Thursday, February 02, 2006


Seared Tuna with Sesame and Orange Zest

Greetings from the land of milk and honey!

I know I have been a bit of a slacker with the whole posting thing lately, but my life has really been crazy hectic. I started my new gig last week, and am rapturously happy if not busy as sin. The people are nice (I know you were concerned) and the view out of my office window is of our friendly neighborhood Bloomingdales, so that is a great motivator to be the super star they think I am. Sure, being employed has cut into my fun time, but so far, I haven’t noticed too much. Its all so new!

Now let’s talk tuna, shall we? Mmm. Tuna. Me likey.

What I love so much about working with tuna is that if you have a truly great bit, anything you do to it is just icing on the cake. Am I right? Sparkling fresh tuna can be melt in your mouth delicious. This recipe sure is.

For this particularly tasty little entrée, all I did was coat with a simple mixture, sear, and voila, a perfect complement of crunchy warmth and smooth coolness. It is quite rich, so I suggest it as an appetizer, paired with a salad maybe. It is a recipe you can fiddle with easily and will come back to again and again. This particular version had me over the moon with the nutty, crunchy, zesty exterior working as a foil to the fish. Try it, and enjoy.

4 tuna steaks
1/2 cup panko bread crumbs
4 tablespoons white sesame seeds
2 teaspoons black sesame seeds
1 tablespoon dried orange zest
1 tablespoon vegetable oil
salt and pepper to taste

Combine the bread crumbs, black and white sesame seeds, orange zest and vegetable oil together and toss to coat. Pour onto a shallow dish and one at a time, press both sides of each of the tuna steaks into the mixuture to coat.

In a scortching hot dry pan, add the tuna steaks and sear for about 1 minute per side. Remove, slice and serve with wasabi-orange zest mayo or some soy sauce for dipping.

Makes enough for four


Sesame seed is one of the first recorded seasonings. It grows widely in India and Asia. These tiny seeds come in shades of brown, red and black, but the most common color is a pale grayish-ivory. -

Fast Food chain Burger King's parent company said Wednesday it plans to sell shares to the public for the first time in the fast-food chain's 52-year history

American bread crumbs originated around 1947; around 1970, Panko bread crumbs originated in Japan. There are many differences between the two crumb styles, with the main ones being the texture and density. The American crumb coating is heavier and denser with the Japanese crumb being lighter and less dense. - Asian Food

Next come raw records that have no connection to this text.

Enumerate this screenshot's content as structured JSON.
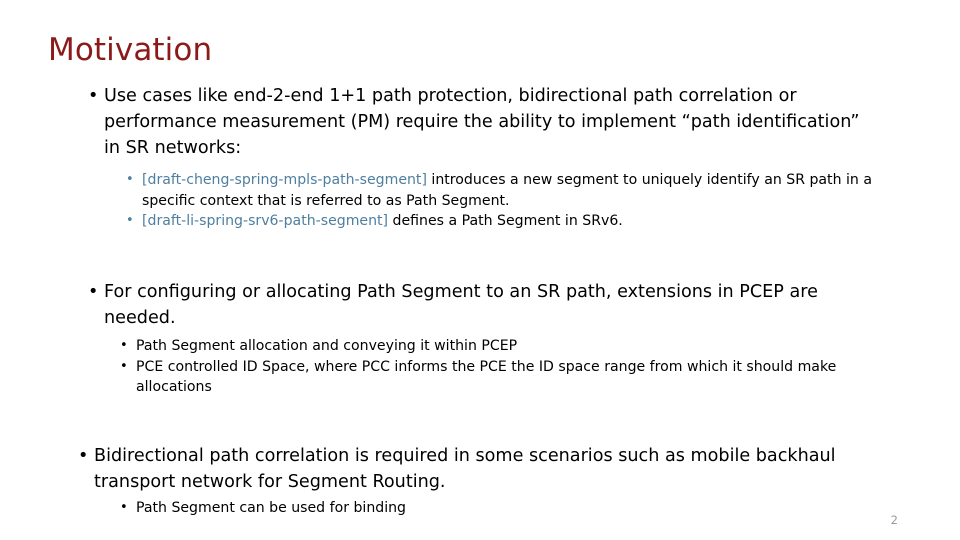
{
  "slide": {
    "title": "Motivation",
    "title_color": "#8B1A1A",
    "link_color": "#4E7FA0",
    "body_color": "#000000",
    "page_number": "2",
    "page_number_color": "#9A9A9A",
    "bullet_glyph": "•",
    "bullets": [
      {
        "level": 1,
        "text": "Use cases like end-2-end 1+1 path protection, bidirectional path correlation or performance measurement (PM) require the ability to implement “path identification” in SR networks:",
        "children": [
          {
            "level": 2,
            "link": "[draft-cheng-spring-mpls-path-segment]",
            "text": " introduces a new segment to uniquely identify an SR path in a specific context that is referred to as Path Segment."
          },
          {
            "level": 2,
            "link": "[draft-li-spring-srv6-path-segment]",
            "text": " defines a Path Segment in SRv6."
          }
        ]
      },
      {
        "level": 1,
        "text": "For configuring or allocating Path Segment to an SR path, extensions in PCEP are needed.",
        "children": [
          {
            "level": 2,
            "link": "",
            "text": "Path Segment allocation and conveying it within PCEP"
          },
          {
            "level": 2,
            "link": "",
            "text": "PCE controlled ID Space, where PCC informs the PCE the ID space range from which it should make allocations"
          }
        ]
      },
      {
        "level": 1,
        "text": "Bidirectional path correlation is required in some scenarios such as mobile backhaul transport network for Segment Routing.",
        "children": [
          {
            "level": 2,
            "link": "",
            "text": "Path Segment can be used for binding"
          }
        ]
      }
    ]
  }
}
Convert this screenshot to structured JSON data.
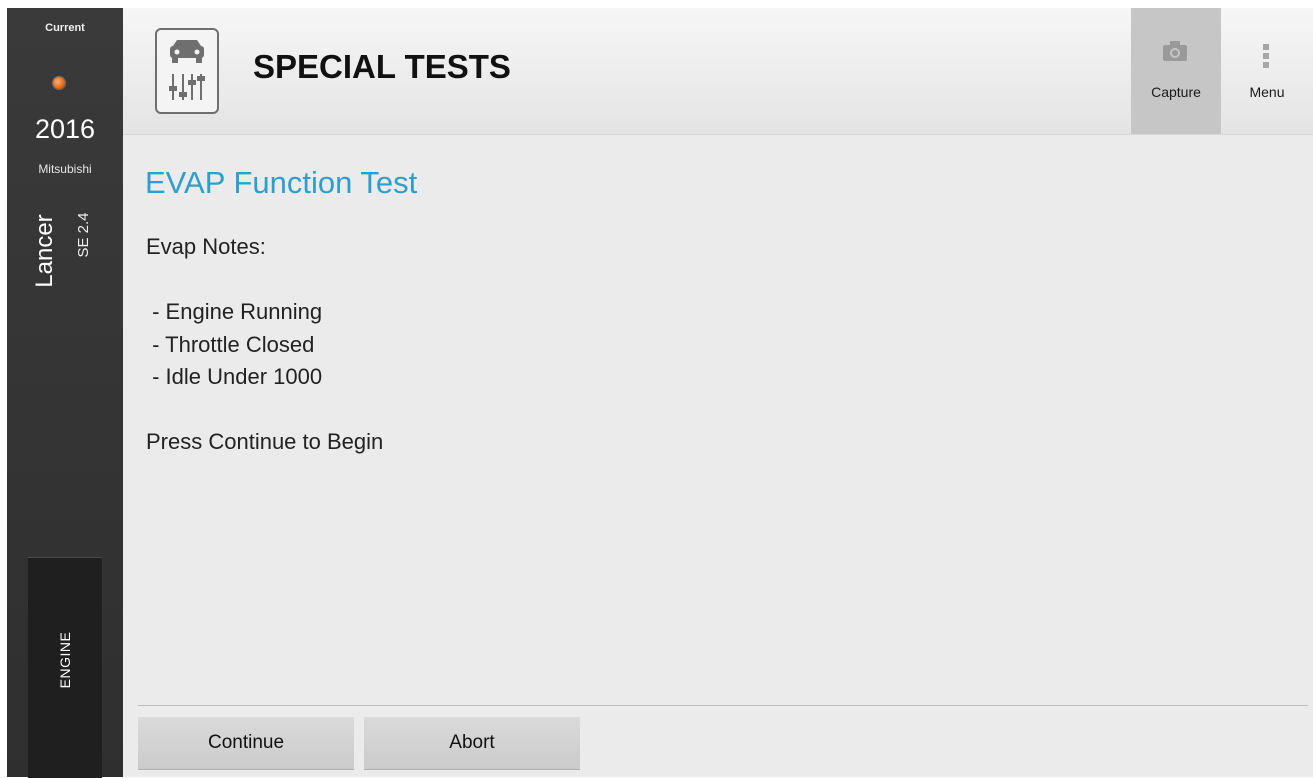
{
  "sidebar": {
    "current_label": "Current",
    "year": "2016",
    "make": "Mitsubishi",
    "model": "Lancer",
    "trim": "SE 2.4",
    "system": "ENGINE"
  },
  "header": {
    "title": "SPECIAL TESTS",
    "capture_label": "Capture",
    "menu_label": "Menu"
  },
  "main": {
    "title": "EVAP Function Test",
    "notes_heading": "Evap Notes:",
    "notes": [
      " - Engine Running",
      " - Throttle Closed",
      " - Idle Under 1000"
    ],
    "prompt": "Press Continue to Begin"
  },
  "buttons": {
    "continue_label": "Continue",
    "abort_label": "Abort"
  },
  "colors": {
    "accent": "#2d9fcf",
    "sidebar": "#333333",
    "status_dot": "#e06a1a"
  }
}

Labels: ,

Ah, tuna, me likey too! But I still think it's at its absolute best eaten as sashimi. My mouth still waters when I think of the fresh-out-of-sea tuna I hade in Indonesia. Muy Yummy!
I'm so glad your job is working out for you. Bloomingdales for a view? I'm jealous :) !

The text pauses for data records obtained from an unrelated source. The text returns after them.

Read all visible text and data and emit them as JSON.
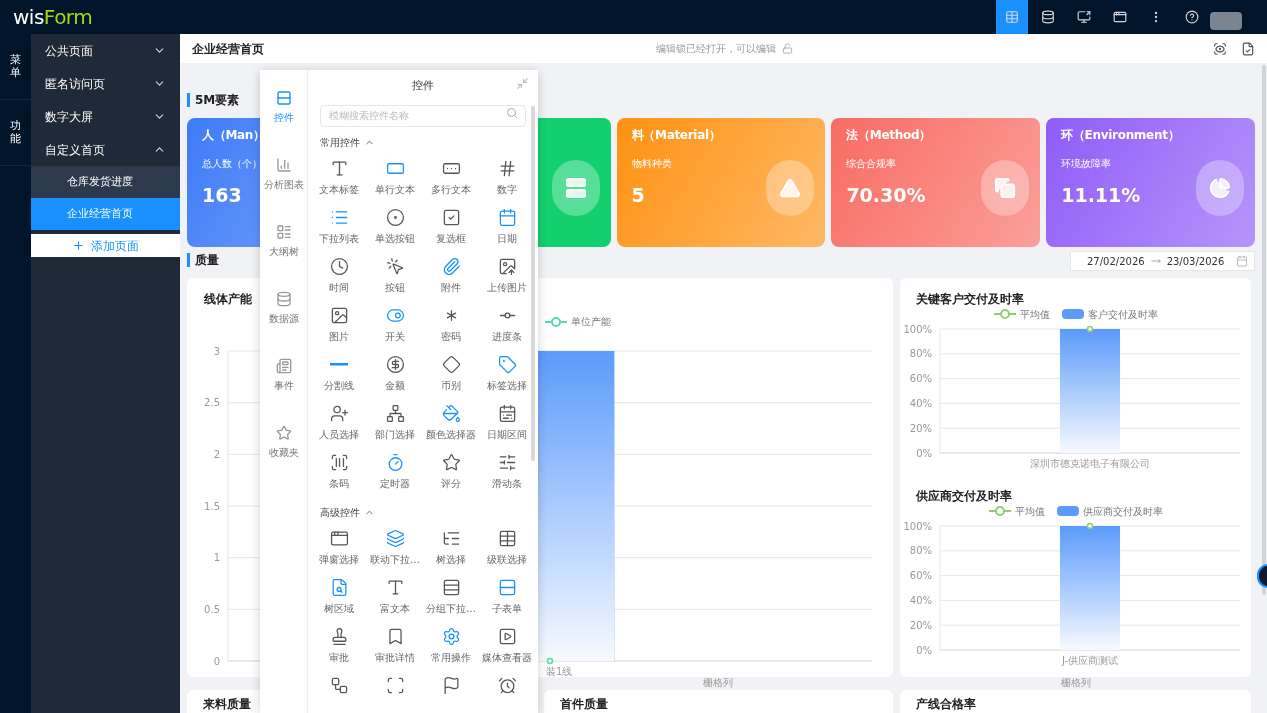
{
  "app": {
    "logo_part1": "wis",
    "logo_part2": "Form"
  },
  "toolbar": [
    {
      "selected": true
    },
    {
      "selected": false
    },
    {
      "selected": false
    },
    {
      "selected": false
    },
    {
      "selected": false
    },
    {
      "selected": false
    }
  ],
  "rail": [
    {
      "label": "菜单"
    },
    {
      "label": "功能"
    }
  ],
  "menu": [
    {
      "label": "公共页面",
      "expanded": false
    },
    {
      "label": "匿名访问页",
      "expanded": false
    },
    {
      "label": "数字大屏",
      "expanded": false
    },
    {
      "label": "自定义首页",
      "expanded": true,
      "children": [
        {
          "label": "仓库发货进度",
          "selected": false
        },
        {
          "label": "企业经营首页",
          "selected": true
        }
      ]
    }
  ],
  "add_page": "添加页面",
  "page_header": {
    "title": "企业经营首页",
    "lock_status": "编辑锁已经打开，可以编辑"
  },
  "section_5m": {
    "title": "5M要素",
    "cards": [
      {
        "title": "人（Man）",
        "label": "总人数（个）",
        "value": "163",
        "color": "#3d7bf7",
        "gradient": true
      },
      {
        "color": "#12d06e",
        "gradient": false
      },
      {
        "title": "料（Material）",
        "label": "物料种类",
        "value": "5",
        "color": "#ff9112",
        "gradient": true
      },
      {
        "title": "法（Method）",
        "label": "综合合规率",
        "value": "70.30%",
        "color": "#f86c62",
        "gradient": true
      },
      {
        "title": "环（Environment）",
        "label": "环境故障率",
        "value": "11.11%",
        "color": "#8f5cf7",
        "gradient": true
      }
    ]
  },
  "quality": {
    "title": "质量",
    "date_start": "27/02/2026",
    "date_end": "23/03/2026",
    "charts": [
      {
        "title": "线体产能",
        "chart_data": {
          "type": "bar",
          "grid": true,
          "categories": [
            "装1线"
          ],
          "ylim": [
            0,
            3
          ],
          "yticks": [
            0,
            0.5,
            1,
            1.5,
            2,
            2.5,
            3
          ],
          "series": [
            {
              "color": "#5b9bfb",
              "values": [
                3
              ]
            },
            {
              "name": "单位产能",
              "color": "#5ad8a6",
              "values": [
                0
              ]
            }
          ]
        }
      },
      {
        "title": "关键客户交付及时率",
        "chart_data": {
          "type": "bar",
          "grid": true,
          "categories": [
            "深圳市德克诺电子有限公司"
          ],
          "ylim": [
            0,
            100
          ],
          "yticks": [
            {
              "value": 0,
              "label": "0%"
            },
            {
              "value": 20,
              "label": "20%"
            },
            {
              "value": 40,
              "label": "40%"
            },
            {
              "value": 60,
              "label": "60%"
            },
            {
              "value": 80,
              "label": "80%"
            },
            {
              "value": 100,
              "label": "100%"
            }
          ],
          "series": [
            {
              "name": "客户交付及时率",
              "color": "#5b9bfb",
              "values": [
                100
              ]
            }
          ]
        },
        "average_marker": {
          "label": "平均值",
          "color": "#91cc75"
        }
      },
      {
        "title": "供应商交付及时率",
        "chart_data": {
          "type": "bar",
          "grid": true,
          "categories": [
            "J-供应商测试"
          ],
          "ylim": [
            0,
            100
          ],
          "yticks": [
            {
              "value": 0,
              "label": "0%"
            },
            {
              "value": 20,
              "label": "20%"
            },
            {
              "value": 40,
              "label": "40%"
            },
            {
              "value": 60,
              "label": "60%"
            },
            {
              "value": 80,
              "label": "80%"
            },
            {
              "value": 100,
              "label": "100%"
            }
          ],
          "series": [
            {
              "name": "供应商交付及时率",
              "color": "#5b9bfb",
              "values": [
                100
              ]
            }
          ]
        },
        "average_marker": {
          "label": "平均值",
          "color": "#91cc75"
        }
      }
    ],
    "grid_column_labels": [
      "栅格列",
      "栅格列"
    ],
    "bottom_cards": [
      "来料质量",
      "首件质量",
      "产线合格率"
    ]
  },
  "panel": {
    "title": "控件",
    "search": {
      "placeholder": "模糊搜索控件名称"
    },
    "nav": [
      {
        "label": "控件",
        "selected": true
      },
      {
        "label": "分析图表",
        "selected": false
      },
      {
        "label": "大纲树",
        "selected": false
      },
      {
        "label": "数据源",
        "selected": false
      },
      {
        "label": "事件",
        "selected": false
      },
      {
        "label": "收藏夹",
        "selected": false
      }
    ],
    "groups": [
      {
        "title": "常用控件",
        "expanded": true,
        "items": [
          {
            "kind": "tool",
            "label": "文本标签"
          },
          {
            "kind": "tool",
            "label": "单行文本"
          },
          {
            "kind": "tool",
            "label": "多行文本"
          },
          {
            "kind": "tool",
            "label": "数字"
          },
          {
            "kind": "tool",
            "label": "下拉列表"
          },
          {
            "kind": "tool",
            "label": "单选按钮"
          },
          {
            "kind": "tool",
            "label": "复选框"
          },
          {
            "kind": "tool",
            "label": "日期"
          },
          {
            "kind": "tool",
            "label": "时间"
          },
          {
            "kind": "tool",
            "label": "按钮"
          },
          {
            "kind": "tool",
            "label": "附件"
          },
          {
            "kind": "tool",
            "label": "上传图片"
          },
          {
            "kind": "tool",
            "label": "图片"
          },
          {
            "kind": "tool",
            "label": "开关"
          },
          {
            "kind": "tool",
            "label": "密码"
          },
          {
            "kind": "tool",
            "label": "进度条"
          },
          {
            "kind": "tool",
            "label": "分割线"
          },
          {
            "kind": "tool",
            "label": "金额"
          },
          {
            "kind": "tool",
            "label": "币别"
          },
          {
            "kind": "tool",
            "label": "标签选择"
          },
          {
            "kind": "tool",
            "label": "人员选择"
          },
          {
            "kind": "tool",
            "label": "部门选择"
          },
          {
            "kind": "tool",
            "label": "颜色选择器"
          },
          {
            "kind": "tool",
            "label": "日期区间"
          },
          {
            "kind": "tool",
            "label": "条码"
          },
          {
            "kind": "tool",
            "label": "定时器"
          },
          {
            "kind": "tool",
            "label": "评分"
          },
          {
            "kind": "tool",
            "label": "滑动条"
          }
        ]
      },
      {
        "title": "高级控件",
        "expanded": true,
        "items": [
          {
            "kind": "tool",
            "label": "弹窗选择"
          },
          {
            "kind": "tool",
            "label": "联动下拉…"
          },
          {
            "kind": "tool",
            "label": "树选择"
          },
          {
            "kind": "tool",
            "label": "级联选择"
          },
          {
            "kind": "tool",
            "label": "树区域"
          },
          {
            "kind": "tool",
            "label": "富文本"
          },
          {
            "kind": "tool",
            "label": "分组下拉…"
          },
          {
            "kind": "tool",
            "label": "子表单"
          },
          {
            "kind": "tool",
            "label": "审批"
          },
          {
            "kind": "tool",
            "label": "审批详情"
          },
          {
            "kind": "tool",
            "label": "常用操作"
          },
          {
            "kind": "tool",
            "label": "媒体查看器"
          },
          {
            "kind": "icon_only"
          },
          {
            "kind": "icon_only"
          },
          {
            "kind": "icon_only"
          },
          {
            "kind": "icon_only"
          }
        ]
      }
    ]
  }
}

I love your little notes at the bottom. Where do you find all these interesting tidbits? And how do you decide what to share?
Antti - This is almost rare anyway, but I do love the idea of eating it right from the water...mmm.

And Mrs. PSD - The notes are a trade secret! Nah, I really just look up things that are relevantor of interest to me and add them in. Sometimes its cheeky, sometimes its factual, just whatever strikes my fancy really.
ooh! yummy, the pic looks so delish i nearly lick my monitor....Wish we can have fresher tuna here in malaysia
Love the simplicity of your recipe!
Yummy, yummy. That's a gorgeous photo, doll. Take away the bread crumbs, and I'm there!
Post a Comment

<< Home
Post a Comment

<< Home
... Chefs Blogs

... Click for Beverly Hills, California Forecast

This page is powered by Blogger. Isn't yours?

All of the original words and pictures on this site are copyrighted property. (So there. Nyah.) With that in mind, please ask permission first and give due credit, if you plan on reproducing any part of it. Thanks so much!

2003-2008 COPYRIGHT (C) Fresh Approach Cooking